10 Ways Your Startup Lawyer is Overcharging You
So you have a startup and you just signed on with a lawyer that offers deferred payment for a certain amount of legal services until you raise a round. You think this is great, and you happily sign their legal service agreement specifying how they’ll charge you. You don’t have to worry about paying the bill until you’re a funded startup so you don’t pay much attention to it.
A little bit of time passes and you haven’t used your lawyers too much, but it seems they’ve already hit their free services cap. How did that happen so fast? Now you’re having mini heart attacks each time you open their bills.
I recently caught up with a lawyer friend who provides a service of reviewing legal bills. He totally opened my eyes and I felt that this information was vital to be shared with the rest of the startup community.
Firstly, let’s go back to that services agreement you signed. If you think about it, if your lawyer isn’t giving you a services contract that benefits them, they’re probably not very good lawyers. It likely has all sorts of clauses in there for how they can take their pound of flesh. But that doesn’t mean you can’t push back and negotiate these terms. Just make sure they don’t charge you for negotiating the contract!
Here are some things you should watch out for:
Lawyers have hourly rates. But they usually bill you in six minute increments. So let’s say a lawyer’s fee is $600 per hour (which is $10 per minute). He speaks to you on the phone for 2 minutes. That just cost you $60. Not $20. That’s a $40 rounding charge. Wow. Another way to think of it is a 200% markup.
You can push back on this. If the firm says they technically can’t bill in lower increments, then politely ask for them to round down rather than round up or request a flat fee discount (such as 10%) for rounded time.
- Hourly Rates are variable.
Can you imagine saying to your customers that your rates are variable and it depends on who does the work, and then not publishing that schedule of fees? No? Well, lawyers do this all the time.
Ask them to explicitly state the rates of the lawyers who will likely be working on your account and push for their floor rates. You can ask for this: you’re a startup.
- Hourly Rates are subject to increase.
There’s likely a clause that essentially says they can increase rates at their own discretion and the new rate will show up in the bill after it has been incurred. Again, imagine telling your customers that you’re going to increase the rates and bill them without giving them notice!
Make sure they seek approval for these increases in advance.
- Charging for law students.
Make sure that you don’t get billed $200 per hour for a law student. It’s not your responsibility to pay for their education. You might be thinking, “Of course, no law firm would charge me for a student!” Think again.
- Third Party Expenses.
There’s a clause in your agreement that talks about incurring expenses in connection with your representation and they can bill you for these up to a certain amount without prior approval.

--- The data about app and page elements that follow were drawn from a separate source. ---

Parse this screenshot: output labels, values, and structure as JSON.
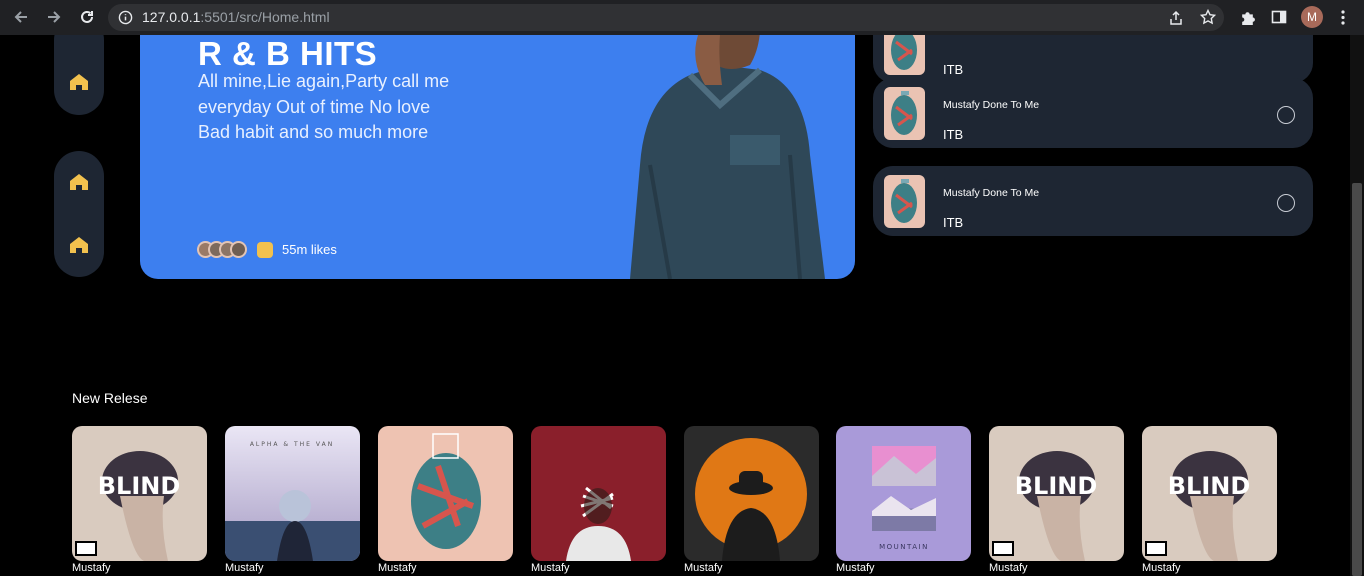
{
  "browser": {
    "url_host": "127.0.0.1",
    "url_rest": ":5501/src/Home.html",
    "profile_initial": "M"
  },
  "hero": {
    "title": "R & B HITS",
    "description": "All mine,Lie again,Party call me everyday Out of time No love Bad habit and so much more",
    "likes": "55m likes"
  },
  "songs": [
    {
      "title": "",
      "artist": "ITB"
    },
    {
      "title": "Mustafy Done To Me",
      "artist": "ITB"
    },
    {
      "title": "Mustafy Done To Me",
      "artist": "ITB"
    }
  ],
  "new_release": {
    "title": "New Relese",
    "albums": [
      {
        "artist": "Mustafy",
        "cover": "BLIND"
      },
      {
        "artist": "Mustafy",
        "cover": "ALPHA & THE VAN"
      },
      {
        "artist": "Mustafy",
        "cover": ""
      },
      {
        "artist": "Mustafy",
        "cover": ""
      },
      {
        "artist": "Mustafy",
        "cover": ""
      },
      {
        "artist": "Mustafy",
        "cover": "MOUNTAIN"
      },
      {
        "artist": "Mustafy",
        "cover": "BLIND"
      },
      {
        "artist": "Mustafy",
        "cover": "BLIND"
      }
    ]
  },
  "colors": {
    "accent": "#3d7fef",
    "card": "#1e2633",
    "home_icon": "#f2c14e"
  }
}
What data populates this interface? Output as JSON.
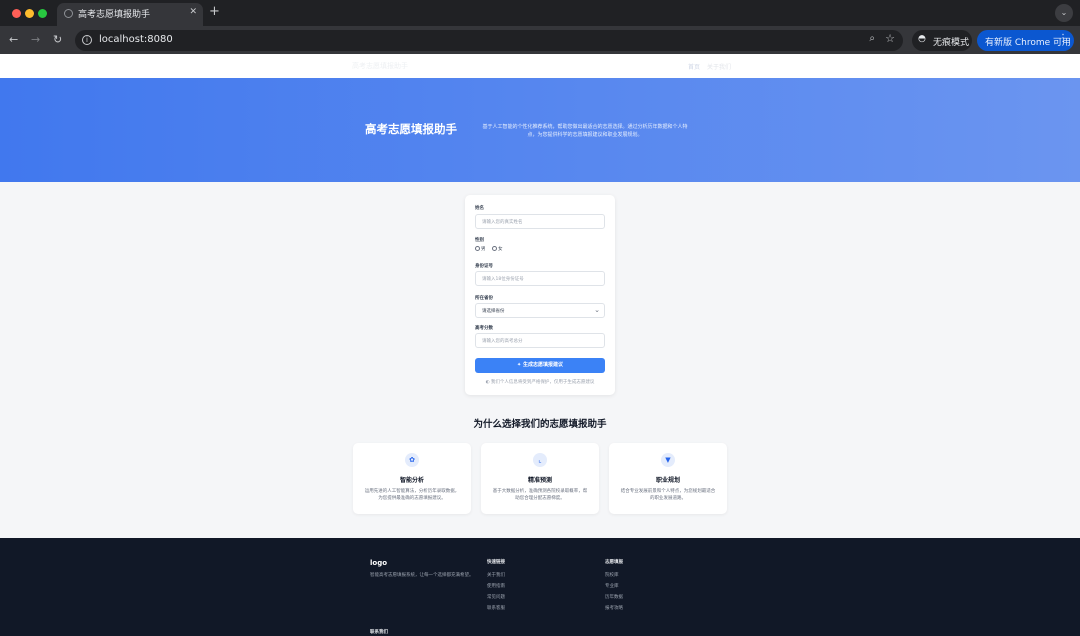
{
  "browser": {
    "tab_title": "高考志愿填报助手",
    "url": "localhost:8080",
    "incognito_label": "无痕模式",
    "update_label": "有新版 Chrome 可用"
  },
  "header": {
    "brand": "高考志愿填报助手",
    "nav": [
      "首页",
      "关于我们"
    ]
  },
  "hero": {
    "title": "高考志愿填报助手",
    "description": "基于人工智能的个性化推荐系统，帮助您做出最适合的志愿选择。通过分析历年数据和个人特点，为您提供科学的志愿填报建议和职业发展规划。"
  },
  "form": {
    "name_label": "姓名",
    "name_placeholder": "请输入您的真实姓名",
    "gender_label": "性别",
    "gender_options": [
      "男",
      "女"
    ],
    "id_label": "身份证号",
    "id_placeholder": "请输入18位身份证号",
    "province_label": "所在省份",
    "province_placeholder": "请选择省份",
    "score_label": "高考分数",
    "score_placeholder": "请输入您的高考总分",
    "submit_label": "生成志愿填报建议",
    "privacy_note": "我们个人信息将受到严格保护，仅用于生成志愿建议"
  },
  "why": {
    "title": "为什么选择我们的志愿填报助手",
    "features": [
      {
        "icon": "brain-icon",
        "title": "智能分析",
        "desc": "运用先进的人工智能算法，分析历年录取数据，为您提供最准确的志愿填报建议。"
      },
      {
        "icon": "chart-icon",
        "title": "精准预测",
        "desc": "基于大数据分析，准确预测各院校录取概率，帮助您合理分配志愿梯度。"
      },
      {
        "icon": "briefcase-icon",
        "title": "职业规划",
        "desc": "结合专业发展前景和个人特点，为您规划最适合的职业发展道路。"
      }
    ]
  },
  "footer": {
    "logo": "logo",
    "desc": "智能高考志愿填报系统，让每一个选择都充满希望。",
    "col1_title": "快速链接",
    "col1_links": [
      "关于我们",
      "使用指南",
      "常见问题",
      "联系客服"
    ],
    "col2_title": "志愿填报",
    "col2_links": [
      "院校库",
      "专业库",
      "历年数据",
      "报考攻略"
    ],
    "contact_title": "联系我们"
  }
}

Tell them you require them to get your approval before incurring such expenses. And list out the expenses you will not pay for. It’s likely they will have a clause detailing the types of third party expenses they can incur on your behalf. Push back on this list and exclude items like mileage, travel, food, phone charges, copying and research expenses such as Lexis-Nexis, storage and data management services.
- Travel Time.
Let’s say they need to fly across the country for a meeting. They will charge you for their travel time. They may be doing work for someone else while they travel, but they’ll charge you as well. And they may combine their trip with a meeting they need to take for another client, so they could charge them for travel time as well.
Push back on this and say you won’t pay for travel time.
- Resource double-up.
You’ll have a conference call scheduled and they’ll invite additional attorneys to sit in. And they’ll charge you for it, even though they may not say a word during the meeting.
Add a clause to your contract that says, “We agree not to bill you for any more than one attorney on any conference call with you.“
- Vague line items.
If you receive a bill that just says “Legal Services”, then it’s going to be pretty hard to dispute. Make sure you ask for detailed descriptions and that they don’t charge you for any time they spend detailing their time.
- Value Billing.
Let’s say your lawyer wrote a legal brief for another client and it took him 8 hours. If you have a similar case, he may be able to simply tweak the brief he wrote in the first case and use it in your case. Let’s say he spent 1 hour tweaking the old brief to fit into your case. He should only bill 1 hour for that, but some attorneys will bill the full 8 hours for the second brief as if they had created it from scratch.
- Routine Services.
There are a bunch of legal services you just don’t need a top shelf Silicon Valley lawyer for. If you use your lawyer, you’ll get charged way more than if you used a regular lawyer or even an online legal service. For example, I recently used MyUSACorporation.com to change my company’s name. It was simple and painless and a couple hundred dollars.
I hope this list was helpful to you, and if it was please share it so others can benefit from this wisdom. It’s time we disrupted Legal Bills!